***** MATERIAL PROVIDED *****
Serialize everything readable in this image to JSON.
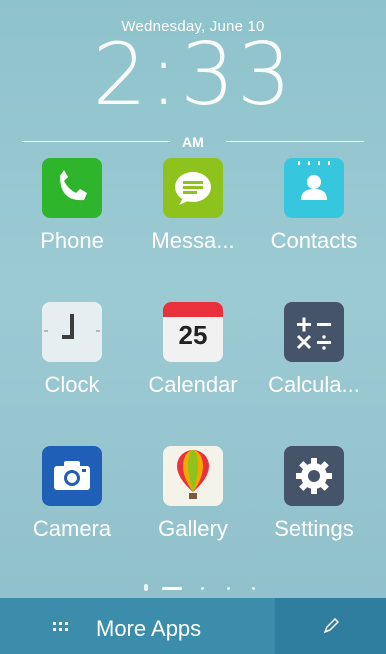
{
  "clock": {
    "date": "Wednesday, June 10",
    "time": "2:33",
    "ampm": "AM"
  },
  "apps": [
    {
      "label": "Phone",
      "icon": "phone-icon"
    },
    {
      "label": "Messa...",
      "icon": "messages-icon"
    },
    {
      "label": "Contacts",
      "icon": "contacts-icon"
    },
    {
      "label": "Clock",
      "icon": "clock-icon"
    },
    {
      "label": "Calendar",
      "icon": "calendar-icon",
      "day": "25"
    },
    {
      "label": "Calcula...",
      "icon": "calculator-icon"
    },
    {
      "label": "Camera",
      "icon": "camera-icon"
    },
    {
      "label": "Gallery",
      "icon": "gallery-icon"
    },
    {
      "label": "Settings",
      "icon": "settings-icon"
    }
  ],
  "bottom_bar": {
    "more_apps": "More Apps",
    "edit_icon": "pencil-icon"
  },
  "colors": {
    "phone": "#2fb52c",
    "messages": "#8ec21d",
    "contacts": "#36c6dd",
    "calculator": "#46546a",
    "camera": "#1f5fb8",
    "settings": "#46546a",
    "bottom_bar": "#3b8dab"
  }
}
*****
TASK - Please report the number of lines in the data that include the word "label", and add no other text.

RESULT OF THIS EXERCISE - 9